EXERCISE INSTRUCTIONS
Can you pull out each line of the data below that includes the word "Picture"?

● ● ●

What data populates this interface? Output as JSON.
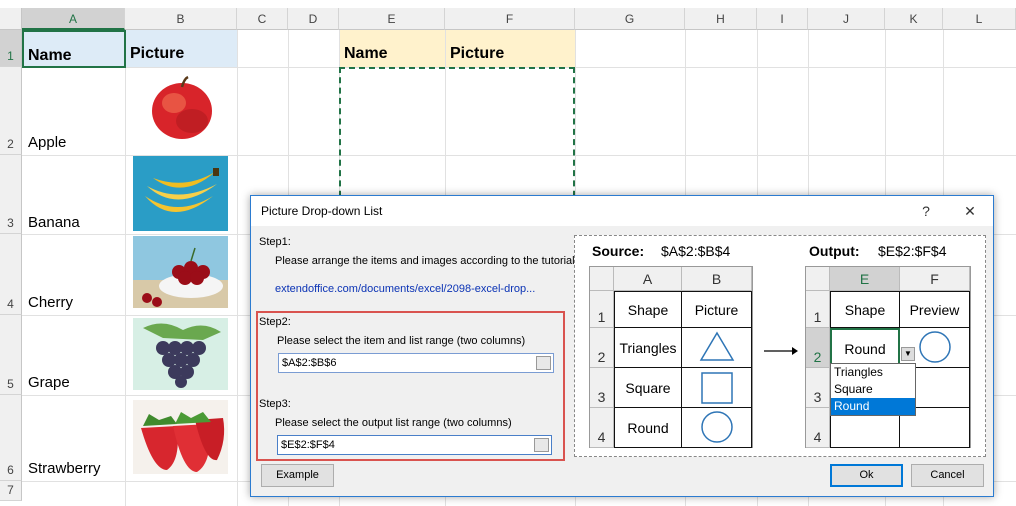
{
  "sheet": {
    "columns": [
      "A",
      "B",
      "C",
      "D",
      "E",
      "F",
      "G",
      "H",
      "I",
      "J",
      "K",
      "L"
    ],
    "rows": [
      "1",
      "2",
      "3",
      "4",
      "5",
      "6",
      "7"
    ],
    "a1": "Name",
    "b1": "Picture",
    "e1": "Name",
    "f1": "Picture",
    "fruits": [
      "Apple",
      "Banana",
      "Cherry",
      "Grape",
      "Strawberry"
    ]
  },
  "dialog": {
    "title": "Picture Drop-down List",
    "help": "?",
    "close": "✕",
    "step1": "Step1:",
    "step1_text": "Please arrange the items and images according to the tutorial",
    "step1_link": "extendoffice.com/documents/excel/2098-excel-drop...",
    "step2": "Step2:",
    "step2_text": "Please select the item and list range (two columns)",
    "step2_value": "$A$2:$B$6",
    "step3": "Step3:",
    "step3_text": "Please select the output list range (two columns)",
    "step3_value": "$E$2:$F$4",
    "example": "Example",
    "ok": "Ok",
    "cancel": "Cancel",
    "preview": {
      "source_label": "Source:",
      "source_range": "$A$2:$B$4",
      "output_label": "Output:",
      "output_range": "$E$2:$F$4",
      "src_cols": [
        "A",
        "B"
      ],
      "src_header": [
        "Shape",
        "Picture"
      ],
      "src_rows": [
        "1",
        "2",
        "3",
        "4"
      ],
      "shapes": [
        "Triangles",
        "Square",
        "Round"
      ],
      "out_cols": [
        "E",
        "F"
      ],
      "out_header": [
        "Shape",
        "Preview"
      ],
      "out_selected": "Round",
      "dropdown": [
        "Triangles",
        "Square",
        "Round"
      ]
    }
  },
  "colors": {
    "accent": "#217346",
    "dialog_border": "#2b7bd0",
    "header_blue": "#ddebf7",
    "header_yellow": "#fff2cc",
    "highlight": "#d9534f",
    "selection": "#0078d7"
  }
}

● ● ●

ANSWER BELOW
    "b1": "Picture",
    "f1": "Picture",
    "title": "Picture Drop-down List",
        "Picture"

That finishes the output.